Requiring prosecutors to prove force, fraud or coercion wrongly puts the onus on victims, who must be proved "innocent" of willingly having engaged in prostitution, rather than on traffickers, whose criminal actions should be the focus of prosecutions. Much as prosecutors once had to prove "earnest resistance" in rape cases to show the victim was worthy, prosecutors in sex trafficking cases have to prove force, fraud and coercion to demonstrate the bona fides of the trafficking victims. 

Even worse, requiring prosecutors to prove force, fraud or coercion places victims and their families abroad in greater danger. The smartest and most ruthless traffickers realize that using violence and threats of violence brutal enough to terrorize victims into silence is a good business practice. As long as force, fraud and coercion are elements of the offense, the worse traffickers are the more unreachable they remain. 
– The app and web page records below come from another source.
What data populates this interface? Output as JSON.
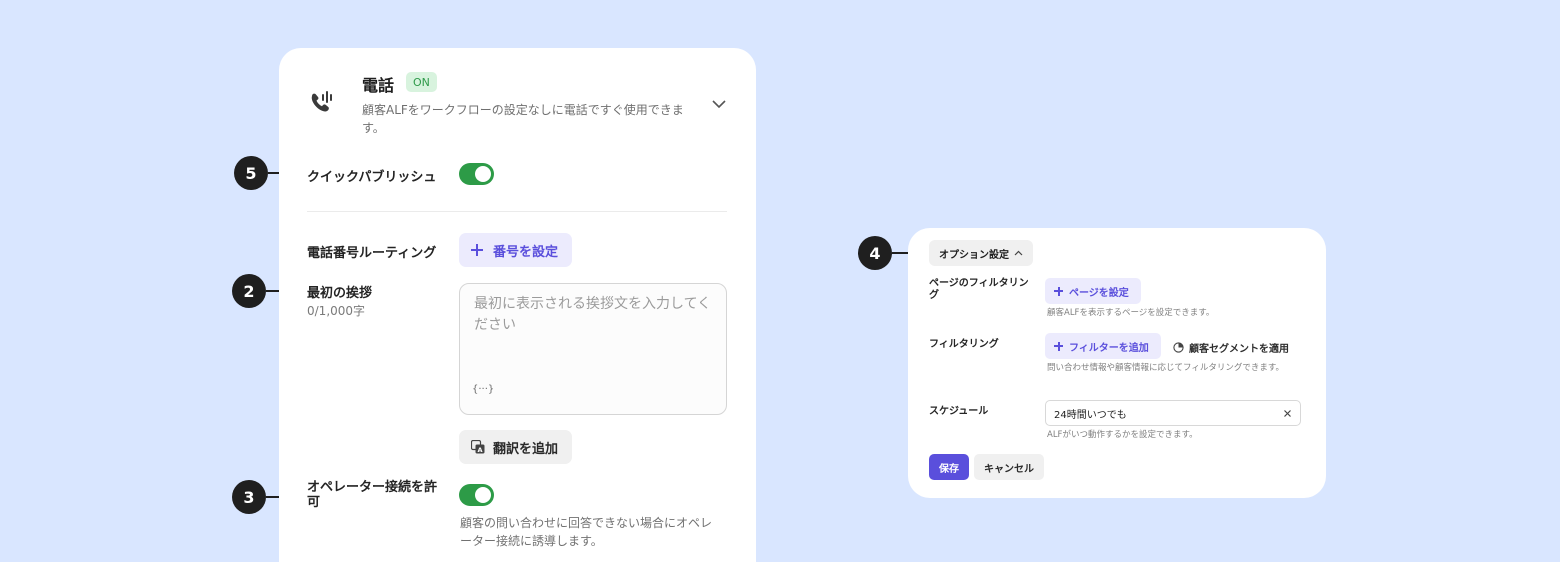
{
  "markers": {
    "m5": "5",
    "m2": "2",
    "m3": "3",
    "m4": "4"
  },
  "phone_card": {
    "icon": "phone-call-icon",
    "title": "電話",
    "badge": "ON",
    "description": "顧客ALFをワークフローの設定なしに電話ですぐ使用できます。",
    "quick_publish": {
      "label": "クイックパブリッシュ",
      "enabled": true
    },
    "routing": {
      "label": "電話番号ルーティング",
      "button": "番号を設定"
    },
    "greeting": {
      "label": "最初の挨拶",
      "count": "0/1,000字",
      "placeholder": "最初に表示される挨拶文を入力してください",
      "variable": "{···}",
      "translate_button": "翻訳を追加"
    },
    "operator": {
      "label": "オペレーター接続を許可",
      "enabled": true,
      "help": "顧客の問い合わせに回答できない場合にオペレーター接続に誘導します。"
    }
  },
  "options_card": {
    "options_button": "オプション設定",
    "page_filter": {
      "label": "ページのフィルタリング",
      "button": "ページを設定",
      "help": "顧客ALFを表示するページを設定できます。"
    },
    "filtering": {
      "label": "フィルタリング",
      "button": "フィルターを追加",
      "segment_button": "顧客セグメントを適用",
      "help": "問い合わせ情報や顧客情報に応じてフィルタリングできます。"
    },
    "schedule": {
      "label": "スケジュール",
      "value": "24時間いつでも",
      "help": "ALFがいつ動作するかを設定できます。"
    },
    "save": "保存",
    "cancel": "キャンセル"
  },
  "colors": {
    "background": "#d9e6ff",
    "accent": "#5a4fdc",
    "toggle_on": "#2d9b47",
    "badge_bg": "#d8f3de"
  }
}
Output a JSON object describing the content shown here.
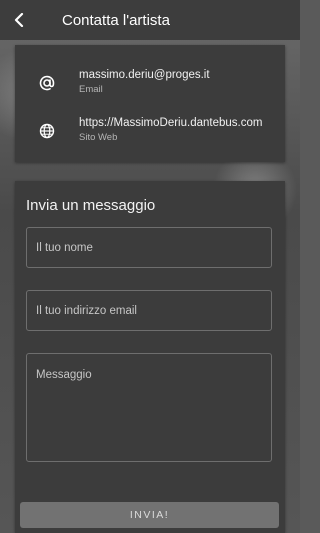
{
  "header": {
    "title": "Contatta l'artista"
  },
  "contacts": [
    {
      "value": "massimo.deriu@proges.it",
      "label": "Email",
      "icon": "at-icon"
    },
    {
      "value": "https://MassimoDeriu.dantebus.com",
      "label": "Sito Web",
      "icon": "globe-icon"
    }
  ],
  "form": {
    "heading": "Invia un messaggio",
    "name_placeholder": "Il tuo nome",
    "email_placeholder": "Il tuo indirizzo email",
    "message_placeholder": "Messaggio",
    "send_label": "INVIA!"
  },
  "colors": {
    "appbar": "#3d3d3d",
    "card": "#3c3c3c",
    "button": "#727272"
  }
}
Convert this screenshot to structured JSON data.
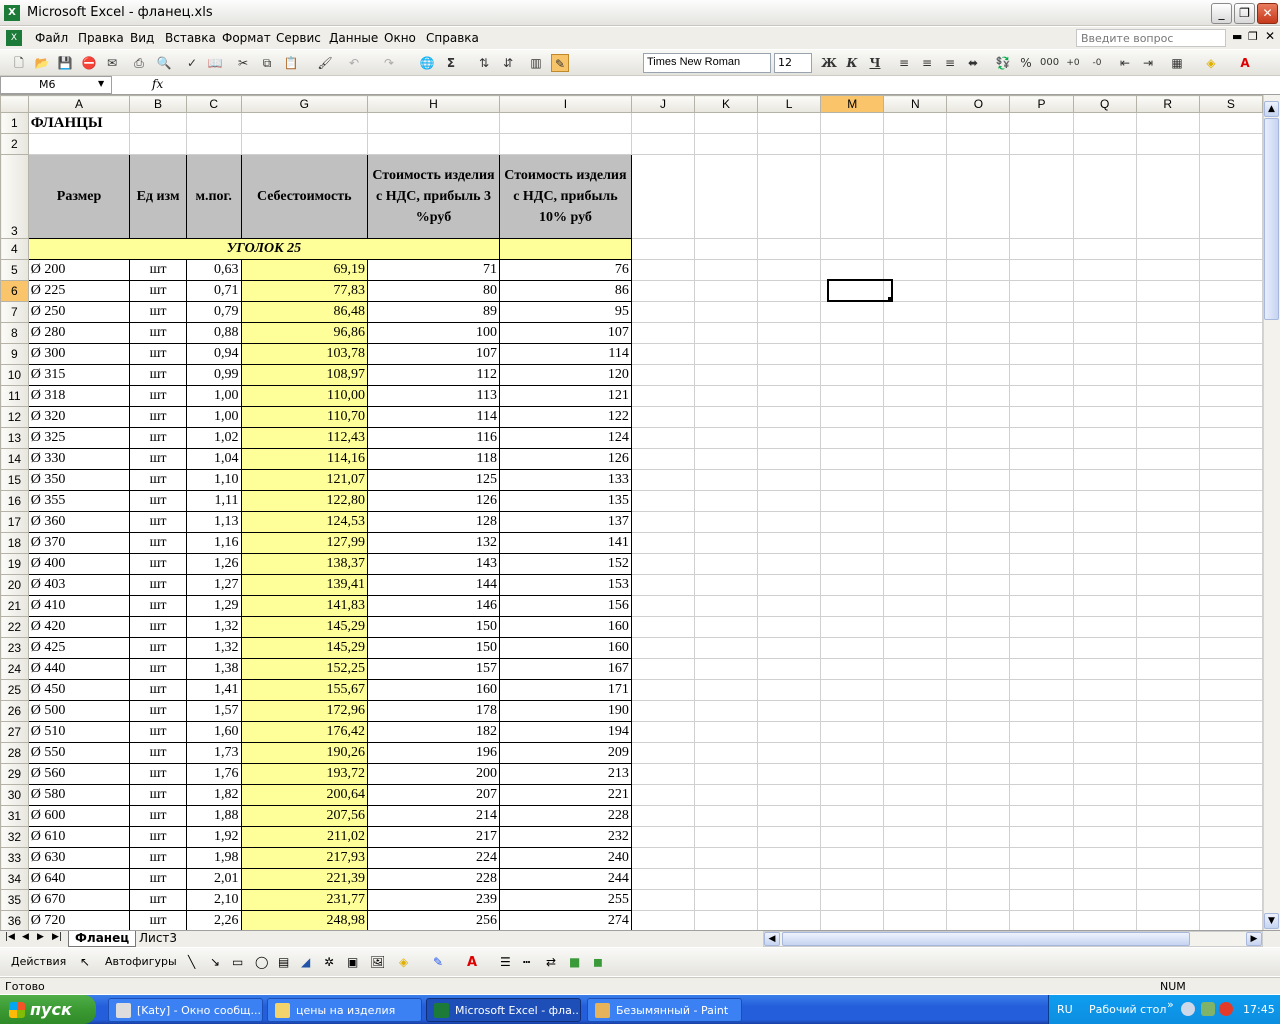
{
  "window": {
    "title": "Microsoft Excel - фланец.xls"
  },
  "menu": [
    "Файл",
    "Правка",
    "Вид",
    "Вставка",
    "Формат",
    "Сервис",
    "Данные",
    "Окно",
    "Справка"
  ],
  "ask_placeholder": "Введите вопрос",
  "format_bar": {
    "font": "Times New Roman",
    "size": "12",
    "bold": "Ж",
    "italic": "К",
    "underline": "Ч"
  },
  "formula_bar": {
    "cell": "M6",
    "fx": "fx"
  },
  "columns": [
    "A",
    "B",
    "C",
    "G",
    "H",
    "I",
    "J",
    "K",
    "L",
    "M",
    "N",
    "O",
    "P",
    "Q",
    "R",
    "S"
  ],
  "sheet": {
    "title": "ФЛАНЦЫ",
    "headers": [
      "Размер",
      "Ед изм",
      "м.пог.",
      "Себестоимость",
      "Стоимость изделия с НДС, прибыль 3 %руб",
      "Стоимость изделия с НДС, прибыль 10% руб"
    ],
    "section": "УГОЛОК 25",
    "rows": [
      {
        "n": "5",
        "size": "Ø 200",
        "unit": "шт",
        "m": "0,63",
        "cost": "69,19",
        "p3": "71",
        "p10": "76"
      },
      {
        "n": "6",
        "size": "Ø 225",
        "unit": "шт",
        "m": "0,71",
        "cost": "77,83",
        "p3": "80",
        "p10": "86"
      },
      {
        "n": "7",
        "size": "Ø 250",
        "unit": "шт",
        "m": "0,79",
        "cost": "86,48",
        "p3": "89",
        "p10": "95"
      },
      {
        "n": "8",
        "size": "Ø 280",
        "unit": "шт",
        "m": "0,88",
        "cost": "96,86",
        "p3": "100",
        "p10": "107"
      },
      {
        "n": "9",
        "size": "Ø 300",
        "unit": "шт",
        "m": "0,94",
        "cost": "103,78",
        "p3": "107",
        "p10": "114"
      },
      {
        "n": "10",
        "size": "Ø 315",
        "unit": "шт",
        "m": "0,99",
        "cost": "108,97",
        "p3": "112",
        "p10": "120"
      },
      {
        "n": "11",
        "size": "Ø 318",
        "unit": "шт",
        "m": "1,00",
        "cost": "110,00",
        "p3": "113",
        "p10": "121"
      },
      {
        "n": "12",
        "size": "Ø 320",
        "unit": "шт",
        "m": "1,00",
        "cost": "110,70",
        "p3": "114",
        "p10": "122"
      },
      {
        "n": "13",
        "size": "Ø 325",
        "unit": "шт",
        "m": "1,02",
        "cost": "112,43",
        "p3": "116",
        "p10": "124"
      },
      {
        "n": "14",
        "size": "Ø 330",
        "unit": "шт",
        "m": "1,04",
        "cost": "114,16",
        "p3": "118",
        "p10": "126"
      },
      {
        "n": "15",
        "size": "Ø 350",
        "unit": "шт",
        "m": "1,10",
        "cost": "121,07",
        "p3": "125",
        "p10": "133"
      },
      {
        "n": "16",
        "size": "Ø 355",
        "unit": "шт",
        "m": "1,11",
        "cost": "122,80",
        "p3": "126",
        "p10": "135"
      },
      {
        "n": "17",
        "size": "Ø 360",
        "unit": "шт",
        "m": "1,13",
        "cost": "124,53",
        "p3": "128",
        "p10": "137"
      },
      {
        "n": "18",
        "size": "Ø 370",
        "unit": "шт",
        "m": "1,16",
        "cost": "127,99",
        "p3": "132",
        "p10": "141"
      },
      {
        "n": "19",
        "size": "Ø 400",
        "unit": "шт",
        "m": "1,26",
        "cost": "138,37",
        "p3": "143",
        "p10": "152"
      },
      {
        "n": "20",
        "size": "Ø 403",
        "unit": "шт",
        "m": "1,27",
        "cost": "139,41",
        "p3": "144",
        "p10": "153"
      },
      {
        "n": "21",
        "size": "Ø 410",
        "unit": "шт",
        "m": "1,29",
        "cost": "141,83",
        "p3": "146",
        "p10": "156"
      },
      {
        "n": "22",
        "size": "Ø 420",
        "unit": "шт",
        "m": "1,32",
        "cost": "145,29",
        "p3": "150",
        "p10": "160"
      },
      {
        "n": "23",
        "size": "Ø 425",
        "unit": "шт",
        "m": "1,32",
        "cost": "145,29",
        "p3": "150",
        "p10": "160"
      },
      {
        "n": "24",
        "size": "Ø 440",
        "unit": "шт",
        "m": "1,38",
        "cost": "152,25",
        "p3": "157",
        "p10": "167"
      },
      {
        "n": "25",
        "size": "Ø 450",
        "unit": "шт",
        "m": "1,41",
        "cost": "155,67",
        "p3": "160",
        "p10": "171"
      },
      {
        "n": "26",
        "size": "Ø 500",
        "unit": "шт",
        "m": "1,57",
        "cost": "172,96",
        "p3": "178",
        "p10": "190"
      },
      {
        "n": "27",
        "size": "Ø 510",
        "unit": "шт",
        "m": "1,60",
        "cost": "176,42",
        "p3": "182",
        "p10": "194"
      },
      {
        "n": "28",
        "size": "Ø 550",
        "unit": "шт",
        "m": "1,73",
        "cost": "190,26",
        "p3": "196",
        "p10": "209"
      },
      {
        "n": "29",
        "size": "Ø 560",
        "unit": "шт",
        "m": "1,76",
        "cost": "193,72",
        "p3": "200",
        "p10": "213"
      },
      {
        "n": "30",
        "size": "Ø 580",
        "unit": "шт",
        "m": "1,82",
        "cost": "200,64",
        "p3": "207",
        "p10": "221"
      },
      {
        "n": "31",
        "size": "Ø 600",
        "unit": "шт",
        "m": "1,88",
        "cost": "207,56",
        "p3": "214",
        "p10": "228"
      },
      {
        "n": "32",
        "size": "Ø 610",
        "unit": "шт",
        "m": "1,92",
        "cost": "211,02",
        "p3": "217",
        "p10": "232"
      },
      {
        "n": "33",
        "size": "Ø 630",
        "unit": "шт",
        "m": "1,98",
        "cost": "217,93",
        "p3": "224",
        "p10": "240"
      },
      {
        "n": "34",
        "size": "Ø 640",
        "unit": "шт",
        "m": "2,01",
        "cost": "221,39",
        "p3": "228",
        "p10": "244"
      },
      {
        "n": "35",
        "size": "Ø 670",
        "unit": "шт",
        "m": "2,10",
        "cost": "231,77",
        "p3": "239",
        "p10": "255"
      },
      {
        "n": "36",
        "size": "Ø 720",
        "unit": "шт",
        "m": "2,26",
        "cost": "248,98",
        "p3": "256",
        "p10": "274"
      }
    ]
  },
  "tabs": [
    "Фланец",
    "Лист3"
  ],
  "draw_bar": {
    "actions": "Действия",
    "autoshapes": "Автофигуры"
  },
  "status": {
    "ready": "Готово",
    "num": "NUM"
  },
  "taskbar": {
    "start": "пуск",
    "tasks": [
      "[Katy] - Окно сообщ...",
      "цены на изделия",
      "Microsoft Excel - фла...",
      "Безымянный - Paint"
    ],
    "lang": "RU",
    "desktop": "Рабочий стол",
    "clock": "17:45"
  },
  "colors": {
    "header_gray": "#c0c0c0",
    "cost_yellow": "#ffff99",
    "selected_header": "#f9c46a",
    "taskbar_blue": "#245edb"
  }
}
The TVPA's unnecessarily onerous proof requirements have not only hobbled trafficking prosecutions in the United States. Other countries, most recently Mexico, have adopted federal anti-trafficking laws, modeled after ours, that require proof of force, fraud, or coercion in sex trafficking cases. With some of the most ruthless and brutal trafficking rings in the world, and correspondingly some of the most terrified victims, Mexico needs a law that takes the onus off victims, not one that puts them squarely in the traffickers' crosshairs. 

What is the solution? The force, fraud or coercion requirement of the TVPA is not present in other federal laws that have been used successfully to prosecute sex traffickers. The Mann Act criminalizes anyone who "knowingly persuades, induces, [or] entices . . . an individual to travel in interstate or foreign commerce . . . to engage in prostitution." Similarly, Title 8 USC Section 1328 of the Immigration Code penalizes "importing and harboring aliens for purposes of prostitution." Unfortunately the TVPA has all but effectively supplanted these older laws. And even if they were used more frequently, the criminal penalties of these earlier anti-trafficking statutes are not adequate to deter the crime of sex trafficking or give its victims the satisfaction of knowing that justice was served. 

While federal prosecutors should be encouraged to dust off and begin to use older laws to prosecute sex traffickers, this country's most recent and best recognized anti-trafficking initiative--the law that has become the model for anti-trafficking legislation domestically and internationally--must be a more effective deterrent to sex traffickers. The TVPA must be amended to eliminate its unnecessary and onerous proof requirements for federal sex trafficking prosecutions, which only serve to intensify the danger and humiliation of cooperation for victims. 

An important postscript: the force, fraud, or coercion requirements that have stymied sex trafficking prosecution at the federal level have also sabotaged state anti-trafficking efforts. How did this happen? A few years after the passage of the TVPA, the Department of Justice held a conference in Tampa, Florida that unveiled a model anti-trafficking law for states. That law made proof of force, fraud, or coercion a requirement for prosecuting sex traffickers. Well over half the states then passed state anti-trafficking, most borrowing heavily from the Justice Department model law. Just as the TVPA came to supplant the Mann Act, new state anti-trafficking laws began to supplant existing laws against pimping. The predictable upshot: a dearth of successful prosecutions under the new state anti-trafficking laws.